(DATA FOR THE TASK)
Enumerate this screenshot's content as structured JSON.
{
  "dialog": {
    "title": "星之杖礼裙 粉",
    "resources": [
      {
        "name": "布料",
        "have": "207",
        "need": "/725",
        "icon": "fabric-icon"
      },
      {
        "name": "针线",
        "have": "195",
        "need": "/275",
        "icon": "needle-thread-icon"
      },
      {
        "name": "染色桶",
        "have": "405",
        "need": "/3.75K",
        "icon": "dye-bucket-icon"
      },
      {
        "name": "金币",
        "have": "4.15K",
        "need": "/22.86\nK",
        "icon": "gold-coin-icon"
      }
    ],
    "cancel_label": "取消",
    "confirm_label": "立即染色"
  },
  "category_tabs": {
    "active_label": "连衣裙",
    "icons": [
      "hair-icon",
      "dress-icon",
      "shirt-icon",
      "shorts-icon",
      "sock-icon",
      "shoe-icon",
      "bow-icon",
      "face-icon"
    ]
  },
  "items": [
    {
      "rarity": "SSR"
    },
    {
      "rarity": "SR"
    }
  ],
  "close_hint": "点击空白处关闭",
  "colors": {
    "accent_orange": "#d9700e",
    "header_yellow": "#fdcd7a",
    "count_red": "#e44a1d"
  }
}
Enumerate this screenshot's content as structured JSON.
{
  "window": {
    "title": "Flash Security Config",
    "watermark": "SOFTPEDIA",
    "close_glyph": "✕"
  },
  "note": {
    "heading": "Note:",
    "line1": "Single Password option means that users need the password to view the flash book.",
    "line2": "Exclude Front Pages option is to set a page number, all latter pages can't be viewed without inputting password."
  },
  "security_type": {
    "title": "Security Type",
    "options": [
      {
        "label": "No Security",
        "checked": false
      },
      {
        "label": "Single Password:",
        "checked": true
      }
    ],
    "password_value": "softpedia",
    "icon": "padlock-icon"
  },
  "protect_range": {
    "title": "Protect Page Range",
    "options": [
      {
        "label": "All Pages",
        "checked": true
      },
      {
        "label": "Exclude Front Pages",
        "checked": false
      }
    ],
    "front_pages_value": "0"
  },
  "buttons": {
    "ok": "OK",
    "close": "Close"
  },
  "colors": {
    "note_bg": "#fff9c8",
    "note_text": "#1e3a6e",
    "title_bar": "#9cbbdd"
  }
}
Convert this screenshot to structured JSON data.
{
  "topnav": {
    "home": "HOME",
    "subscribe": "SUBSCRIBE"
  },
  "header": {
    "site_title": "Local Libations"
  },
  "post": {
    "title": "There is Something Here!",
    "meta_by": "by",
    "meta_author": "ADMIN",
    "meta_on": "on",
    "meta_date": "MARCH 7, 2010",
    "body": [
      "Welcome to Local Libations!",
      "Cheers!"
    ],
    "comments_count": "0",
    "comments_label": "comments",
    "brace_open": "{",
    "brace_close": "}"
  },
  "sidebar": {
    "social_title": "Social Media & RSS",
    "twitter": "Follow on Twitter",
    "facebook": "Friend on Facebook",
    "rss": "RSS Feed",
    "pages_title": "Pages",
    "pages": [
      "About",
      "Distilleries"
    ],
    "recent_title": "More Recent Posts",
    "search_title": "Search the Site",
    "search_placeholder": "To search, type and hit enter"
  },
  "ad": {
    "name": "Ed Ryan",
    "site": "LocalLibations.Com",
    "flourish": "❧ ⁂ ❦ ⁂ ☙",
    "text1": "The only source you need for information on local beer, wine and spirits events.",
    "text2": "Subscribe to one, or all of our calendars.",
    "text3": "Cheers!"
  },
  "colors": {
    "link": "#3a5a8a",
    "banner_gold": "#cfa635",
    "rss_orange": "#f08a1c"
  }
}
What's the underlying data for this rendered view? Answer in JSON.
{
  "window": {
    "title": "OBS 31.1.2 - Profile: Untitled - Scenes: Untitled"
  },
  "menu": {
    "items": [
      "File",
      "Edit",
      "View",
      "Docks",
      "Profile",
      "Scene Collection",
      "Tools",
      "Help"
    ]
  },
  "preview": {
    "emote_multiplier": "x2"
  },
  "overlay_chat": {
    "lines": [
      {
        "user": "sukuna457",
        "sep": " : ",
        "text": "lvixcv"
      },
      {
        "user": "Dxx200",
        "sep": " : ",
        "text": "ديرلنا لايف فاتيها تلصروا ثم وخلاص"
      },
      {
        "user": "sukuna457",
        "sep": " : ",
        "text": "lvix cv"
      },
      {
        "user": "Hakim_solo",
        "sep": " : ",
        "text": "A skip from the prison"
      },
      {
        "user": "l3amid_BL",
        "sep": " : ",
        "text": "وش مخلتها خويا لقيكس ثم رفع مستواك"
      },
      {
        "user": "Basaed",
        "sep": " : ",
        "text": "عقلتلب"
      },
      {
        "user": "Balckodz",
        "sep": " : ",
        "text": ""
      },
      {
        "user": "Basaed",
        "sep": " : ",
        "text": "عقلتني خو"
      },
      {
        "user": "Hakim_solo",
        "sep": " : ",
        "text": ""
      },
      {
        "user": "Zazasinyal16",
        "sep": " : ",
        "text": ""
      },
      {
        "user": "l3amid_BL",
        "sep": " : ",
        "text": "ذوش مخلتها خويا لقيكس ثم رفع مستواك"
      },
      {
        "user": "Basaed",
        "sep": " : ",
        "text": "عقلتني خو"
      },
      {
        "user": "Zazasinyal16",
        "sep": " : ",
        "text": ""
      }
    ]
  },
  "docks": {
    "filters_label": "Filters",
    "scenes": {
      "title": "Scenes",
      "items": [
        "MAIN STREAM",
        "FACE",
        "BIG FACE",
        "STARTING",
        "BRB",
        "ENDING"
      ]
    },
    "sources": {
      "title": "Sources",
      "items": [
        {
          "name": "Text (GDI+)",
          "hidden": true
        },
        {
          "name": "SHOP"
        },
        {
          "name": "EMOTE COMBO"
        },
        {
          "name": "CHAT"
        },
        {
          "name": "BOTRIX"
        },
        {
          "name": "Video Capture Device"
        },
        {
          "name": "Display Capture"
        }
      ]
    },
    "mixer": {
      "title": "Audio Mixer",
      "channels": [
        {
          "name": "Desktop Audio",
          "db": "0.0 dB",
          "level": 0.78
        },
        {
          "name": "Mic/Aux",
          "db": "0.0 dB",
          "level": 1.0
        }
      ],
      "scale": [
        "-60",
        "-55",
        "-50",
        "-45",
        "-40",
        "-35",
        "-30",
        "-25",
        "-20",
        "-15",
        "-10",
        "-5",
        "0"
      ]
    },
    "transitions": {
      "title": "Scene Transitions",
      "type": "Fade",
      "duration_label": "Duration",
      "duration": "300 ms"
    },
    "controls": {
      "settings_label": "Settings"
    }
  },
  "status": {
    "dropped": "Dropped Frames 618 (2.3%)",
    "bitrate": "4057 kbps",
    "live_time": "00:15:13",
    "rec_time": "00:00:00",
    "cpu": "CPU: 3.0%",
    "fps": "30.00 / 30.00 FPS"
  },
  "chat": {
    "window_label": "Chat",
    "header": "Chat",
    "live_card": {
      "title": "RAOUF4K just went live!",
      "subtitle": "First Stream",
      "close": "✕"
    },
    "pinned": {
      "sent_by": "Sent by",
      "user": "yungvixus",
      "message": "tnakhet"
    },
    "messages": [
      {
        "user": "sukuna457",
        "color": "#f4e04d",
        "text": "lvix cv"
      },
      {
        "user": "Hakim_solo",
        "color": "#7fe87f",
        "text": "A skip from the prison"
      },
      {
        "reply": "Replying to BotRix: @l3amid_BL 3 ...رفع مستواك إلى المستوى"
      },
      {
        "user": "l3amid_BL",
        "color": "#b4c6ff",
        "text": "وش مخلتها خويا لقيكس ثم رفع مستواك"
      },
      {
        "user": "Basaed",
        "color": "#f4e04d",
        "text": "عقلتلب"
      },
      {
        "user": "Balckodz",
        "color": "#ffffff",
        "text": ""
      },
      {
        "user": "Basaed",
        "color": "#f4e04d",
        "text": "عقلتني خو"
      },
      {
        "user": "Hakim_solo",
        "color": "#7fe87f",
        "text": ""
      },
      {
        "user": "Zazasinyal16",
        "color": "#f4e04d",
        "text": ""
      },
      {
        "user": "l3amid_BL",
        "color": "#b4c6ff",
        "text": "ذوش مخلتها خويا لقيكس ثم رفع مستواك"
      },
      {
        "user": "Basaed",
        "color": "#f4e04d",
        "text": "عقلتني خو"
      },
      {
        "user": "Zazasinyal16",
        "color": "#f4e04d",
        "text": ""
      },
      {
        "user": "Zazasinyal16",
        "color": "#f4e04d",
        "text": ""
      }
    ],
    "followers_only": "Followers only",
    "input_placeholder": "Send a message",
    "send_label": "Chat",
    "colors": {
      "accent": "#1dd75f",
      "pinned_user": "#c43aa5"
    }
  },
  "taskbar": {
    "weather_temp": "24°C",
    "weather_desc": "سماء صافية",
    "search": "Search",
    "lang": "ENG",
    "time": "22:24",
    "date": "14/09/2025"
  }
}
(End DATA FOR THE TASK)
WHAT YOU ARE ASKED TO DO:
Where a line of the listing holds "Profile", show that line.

SOLUTION BELOW:
    "title": "OBS 31.1.2 - Profile: Untitled - Scenes: Untitled"
      "Profile",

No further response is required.